(Data to use begins)

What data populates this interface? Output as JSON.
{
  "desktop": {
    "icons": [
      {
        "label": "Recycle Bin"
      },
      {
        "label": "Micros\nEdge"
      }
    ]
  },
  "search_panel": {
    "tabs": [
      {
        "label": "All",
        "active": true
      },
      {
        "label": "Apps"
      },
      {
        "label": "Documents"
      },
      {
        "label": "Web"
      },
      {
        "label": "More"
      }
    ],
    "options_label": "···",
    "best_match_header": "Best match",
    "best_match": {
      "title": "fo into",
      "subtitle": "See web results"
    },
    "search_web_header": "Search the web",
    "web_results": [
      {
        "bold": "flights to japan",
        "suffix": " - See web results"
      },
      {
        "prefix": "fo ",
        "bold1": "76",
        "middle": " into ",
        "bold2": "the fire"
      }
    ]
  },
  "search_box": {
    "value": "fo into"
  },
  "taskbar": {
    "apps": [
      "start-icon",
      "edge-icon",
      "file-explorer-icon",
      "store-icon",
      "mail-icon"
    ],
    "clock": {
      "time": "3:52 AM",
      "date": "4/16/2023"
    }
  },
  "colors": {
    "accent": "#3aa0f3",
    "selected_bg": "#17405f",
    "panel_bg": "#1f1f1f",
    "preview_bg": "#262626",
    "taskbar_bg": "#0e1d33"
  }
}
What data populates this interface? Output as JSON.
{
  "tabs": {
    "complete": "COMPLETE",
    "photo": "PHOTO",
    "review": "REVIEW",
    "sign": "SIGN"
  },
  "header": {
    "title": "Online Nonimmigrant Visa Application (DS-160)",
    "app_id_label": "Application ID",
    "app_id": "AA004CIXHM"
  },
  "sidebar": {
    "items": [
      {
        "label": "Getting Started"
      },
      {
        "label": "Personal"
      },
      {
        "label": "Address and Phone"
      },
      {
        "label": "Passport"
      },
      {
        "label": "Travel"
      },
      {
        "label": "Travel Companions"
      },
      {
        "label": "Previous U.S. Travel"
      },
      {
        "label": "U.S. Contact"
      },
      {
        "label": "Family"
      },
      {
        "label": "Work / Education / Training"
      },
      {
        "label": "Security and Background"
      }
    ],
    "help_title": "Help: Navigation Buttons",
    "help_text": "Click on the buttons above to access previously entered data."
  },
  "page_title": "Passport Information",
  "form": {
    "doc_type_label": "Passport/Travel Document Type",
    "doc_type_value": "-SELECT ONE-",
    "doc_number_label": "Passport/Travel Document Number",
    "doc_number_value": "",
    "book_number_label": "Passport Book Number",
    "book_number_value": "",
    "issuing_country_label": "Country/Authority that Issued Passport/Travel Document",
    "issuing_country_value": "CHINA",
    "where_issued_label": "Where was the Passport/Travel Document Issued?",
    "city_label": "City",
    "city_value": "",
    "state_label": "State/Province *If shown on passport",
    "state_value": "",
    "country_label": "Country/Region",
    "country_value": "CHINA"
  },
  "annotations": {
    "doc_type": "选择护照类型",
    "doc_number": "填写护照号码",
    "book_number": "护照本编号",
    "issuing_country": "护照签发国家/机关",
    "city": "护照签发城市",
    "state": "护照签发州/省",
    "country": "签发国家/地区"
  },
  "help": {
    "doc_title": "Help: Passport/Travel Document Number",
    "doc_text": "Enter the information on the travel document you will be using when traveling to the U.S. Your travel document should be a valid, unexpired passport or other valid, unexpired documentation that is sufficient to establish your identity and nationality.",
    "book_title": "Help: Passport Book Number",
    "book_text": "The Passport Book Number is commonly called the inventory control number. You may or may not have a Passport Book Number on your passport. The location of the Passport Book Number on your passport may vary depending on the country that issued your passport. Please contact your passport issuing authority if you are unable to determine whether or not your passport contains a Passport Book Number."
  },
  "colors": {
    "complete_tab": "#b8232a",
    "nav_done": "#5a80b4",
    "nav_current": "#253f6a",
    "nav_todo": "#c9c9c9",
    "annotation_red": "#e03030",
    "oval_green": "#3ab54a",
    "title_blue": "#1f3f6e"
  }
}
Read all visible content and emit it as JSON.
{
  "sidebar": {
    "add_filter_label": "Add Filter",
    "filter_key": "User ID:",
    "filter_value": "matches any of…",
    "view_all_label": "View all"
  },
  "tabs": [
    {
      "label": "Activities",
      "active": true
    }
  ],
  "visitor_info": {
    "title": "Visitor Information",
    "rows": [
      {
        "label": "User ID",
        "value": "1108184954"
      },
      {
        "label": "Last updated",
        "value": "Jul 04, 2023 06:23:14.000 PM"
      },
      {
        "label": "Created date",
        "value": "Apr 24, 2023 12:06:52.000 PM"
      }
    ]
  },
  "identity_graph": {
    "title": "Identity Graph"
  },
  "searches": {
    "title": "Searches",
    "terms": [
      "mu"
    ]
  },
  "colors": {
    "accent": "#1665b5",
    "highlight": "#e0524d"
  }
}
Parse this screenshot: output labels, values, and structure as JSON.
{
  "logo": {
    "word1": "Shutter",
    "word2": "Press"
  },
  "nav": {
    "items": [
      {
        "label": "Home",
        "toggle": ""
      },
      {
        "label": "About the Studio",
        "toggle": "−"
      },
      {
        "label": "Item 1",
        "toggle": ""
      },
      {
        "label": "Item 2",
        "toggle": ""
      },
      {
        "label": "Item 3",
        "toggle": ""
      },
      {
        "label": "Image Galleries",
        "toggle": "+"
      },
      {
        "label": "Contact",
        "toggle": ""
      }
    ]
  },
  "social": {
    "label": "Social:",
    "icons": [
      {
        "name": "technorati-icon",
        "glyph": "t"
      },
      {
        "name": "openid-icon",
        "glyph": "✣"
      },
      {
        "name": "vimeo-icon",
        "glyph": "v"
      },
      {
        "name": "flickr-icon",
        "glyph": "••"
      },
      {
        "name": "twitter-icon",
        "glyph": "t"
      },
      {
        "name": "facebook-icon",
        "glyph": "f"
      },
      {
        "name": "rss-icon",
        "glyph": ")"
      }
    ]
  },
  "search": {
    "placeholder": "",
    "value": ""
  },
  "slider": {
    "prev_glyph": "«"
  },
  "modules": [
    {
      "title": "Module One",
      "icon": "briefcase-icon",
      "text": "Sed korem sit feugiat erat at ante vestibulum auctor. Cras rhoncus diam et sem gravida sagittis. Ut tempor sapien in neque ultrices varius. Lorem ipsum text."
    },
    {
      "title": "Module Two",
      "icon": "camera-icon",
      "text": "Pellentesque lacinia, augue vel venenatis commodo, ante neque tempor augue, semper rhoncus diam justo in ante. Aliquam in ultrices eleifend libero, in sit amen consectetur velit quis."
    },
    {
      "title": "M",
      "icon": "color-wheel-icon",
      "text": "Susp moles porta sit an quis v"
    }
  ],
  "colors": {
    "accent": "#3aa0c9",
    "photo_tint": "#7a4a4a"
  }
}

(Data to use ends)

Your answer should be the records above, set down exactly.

What data populates this interface? Output as JSON.
{
  "desktop": {
    "icons": [
      {
        "label": "Recycle Bin"
      },
      {
        "label": "Micros\nEdge"
      }
    ]
  },
  "search_panel": {
    "tabs": [
      {
        "label": "All",
        "active": true
      },
      {
        "label": "Apps"
      },
      {
        "label": "Documents"
      },
      {
        "label": "Web"
      },
      {
        "label": "More"
      }
    ],
    "options_label": "···",
    "best_match_header": "Best match",
    "best_match": {
      "title": "fo into",
      "subtitle": "See web results"
    },
    "search_web_header": "Search the web",
    "web_results": [
      {
        "bold": "flights to japan",
        "suffix": " - See web results"
      },
      {
        "prefix": "fo ",
        "bold1": "76",
        "middle": " into ",
        "bold2": "the fire"
      }
    ]
  },
  "search_box": {
    "value": "fo into"
  },
  "taskbar": {
    "apps": [
      "start-icon",
      "edge-icon",
      "file-explorer-icon",
      "store-icon",
      "mail-icon"
    ],
    "clock": {
      "time": "3:52 AM",
      "date": "4/16/2023"
    }
  },
  "colors": {
    "accent": "#3aa0f3",
    "selected_bg": "#17405f",
    "panel_bg": "#1f1f1f",
    "preview_bg": "#262626",
    "taskbar_bg": "#0e1d33"
  }
}
What data populates this interface? Output as JSON.
{
  "tabs": {
    "complete": "COMPLETE",
    "photo": "PHOTO",
    "review": "REVIEW",
    "sign": "SIGN"
  },
  "header": {
    "title": "Online Nonimmigrant Visa Application (DS-160)",
    "app_id_label": "Application ID",
    "app_id": "AA004CIXHM"
  },
  "sidebar": {
    "items": [
      {
        "label": "Getting Started"
      },
      {
        "label": "Personal"
      },
      {
        "label": "Address and Phone"
      },
      {
        "label": "Passport"
      },
      {
        "label": "Travel"
      },
      {
        "label": "Travel Companions"
      },
      {
        "label": "Previous U.S. Travel"
      },
      {
        "label": "U.S. Contact"
      },
      {
        "label": "Family"
      },
      {
        "label": "Work / Education / Training"
      },
      {
        "label": "Security and Background"
      }
    ],
    "help_title": "Help: Navigation Buttons",
    "help_text": "Click on the buttons above to access previously entered data."
  },
  "page_title": "Passport Information",
  "form": {
    "doc_type_label": "Passport/Travel Document Type",
    "doc_type_value": "-SELECT ONE-",
    "doc_number_label": "Passport/Travel Document Number",
    "doc_number_value": "",
    "book_number_label": "Passport Book Number",
    "book_number_value": "",
    "issuing_country_label": "Country/Authority that Issued Passport/Travel Document",
    "issuing_country_value": "CHINA",
    "where_issued_label": "Where was the Passport/Travel Document Issued?",
    "city_label": "City",
    "city_value": "",
    "state_label": "State/Province *If shown on passport",
    "state_value": "",
    "country_label": "Country/Region",
    "country_value": "CHINA"
  },
  "annotations": {
    "doc_type": "选择护照类型",
    "doc_number": "填写护照号码",
    "book_number": "护照本编号",
    "issuing_country": "护照签发国家/机关",
    "city": "护照签发城市",
    "state": "护照签发州/省",
    "country": "签发国家/地区"
  },
  "help": {
    "doc_title": "Help: Passport/Travel Document Number",
    "doc_text": "Enter the information on the travel document you will be using when traveling to the U.S. Your travel document should be a valid, unexpired passport or other valid, unexpired documentation that is sufficient to establish your identity and nationality.",
    "book_title": "Help: Passport Book Number",
    "book_text": "The Passport Book Number is commonly called the inventory control number. You may or may not have a Passport Book Number on your passport. The location of the Passport Book Number on your passport may vary depending on the country that issued your passport. Please contact your passport issuing authority if you are unable to determine whether or not your passport contains a Passport Book Number."
  },
  "colors": {
    "complete_tab": "#b8232a",
    "nav_done": "#5a80b4",
    "nav_current": "#253f6a",
    "nav_todo": "#c9c9c9",
    "annotation_red": "#e03030",
    "oval_green": "#3ab54a",
    "title_blue": "#1f3f6e"
  }
}
Read all visible content and emit it as JSON.
{
  "sidebar": {
    "add_filter_label": "Add Filter",
    "filter_key": "User ID:",
    "filter_value": "matches any of…",
    "view_all_label": "View all"
  },
  "tabs": [
    {
      "label": "Activities",
      "active": true
    }
  ],
  "visitor_info": {
    "title": "Visitor Information",
    "rows": [
      {
        "label": "User ID",
        "value": "1108184954"
      },
      {
        "label": "Last updated",
        "value": "Jul 04, 2023 06:23:14.000 PM"
      },
      {
        "label": "Created date",
        "value": "Apr 24, 2023 12:06:52.000 PM"
      }
    ]
  },
  "identity_graph": {
    "title": "Identity Graph"
  },
  "searches": {
    "title": "Searches",
    "terms": [
      "mu"
    ]
  },
  "colors": {
    "accent": "#1665b5",
    "highlight": "#e0524d"
  }
}
Parse this screenshot: output labels, values, and structure as JSON.
{
  "logo": {
    "word1": "Shutter",
    "word2": "Press"
  },
  "nav": {
    "items": [
      {
        "label": "Home",
        "toggle": ""
      },
      {
        "label": "About the Studio",
        "toggle": "−"
      },
      {
        "label": "Item 1",
        "toggle": ""
      },
      {
        "label": "Item 2",
        "toggle": ""
      },
      {
        "label": "Item 3",
        "toggle": ""
      },
      {
        "label": "Image Galleries",
        "toggle": "+"
      },
      {
        "label": "Contact",
        "toggle": ""
      }
    ]
  },
  "social": {
    "label": "Social:",
    "icons": [
      {
        "name": "technorati-icon",
        "glyph": "t"
      },
      {
        "name": "openid-icon",
        "glyph": "✣"
      },
      {
        "name": "vimeo-icon",
        "glyph": "v"
      },
      {
        "name": "flickr-icon",
        "glyph": "••"
      },
      {
        "name": "twitter-icon",
        "glyph": "t"
      },
      {
        "name": "facebook-icon",
        "glyph": "f"
      },
      {
        "name": "rss-icon",
        "glyph": ")"
      }
    ]
  },
  "search": {
    "placeholder": "",
    "value": ""
  },
  "slider": {
    "prev_glyph": "«"
  },
  "modules": [
    {
      "title": "Module One",
      "icon": "briefcase-icon",
      "text": "Sed korem sit feugiat erat at ante vestibulum auctor. Cras rhoncus diam et sem gravida sagittis. Ut tempor sapien in neque ultrices varius. Lorem ipsum text."
    },
    {
      "title": "Module Two",
      "icon": "camera-icon",
      "text": "Pellentesque lacinia, augue vel venenatis commodo, ante neque tempor augue, semper rhoncus diam justo in ante. Aliquam in ultrices eleifend libero, in sit amen consectetur velit quis."
    },
    {
      "title": "M",
      "icon": "color-wheel-icon",
      "text": "Susp moles porta sit an quis v"
    }
  ],
  "colors": {
    "accent": "#3aa0c9",
    "photo_tint": "#7a4a4a"
  }
}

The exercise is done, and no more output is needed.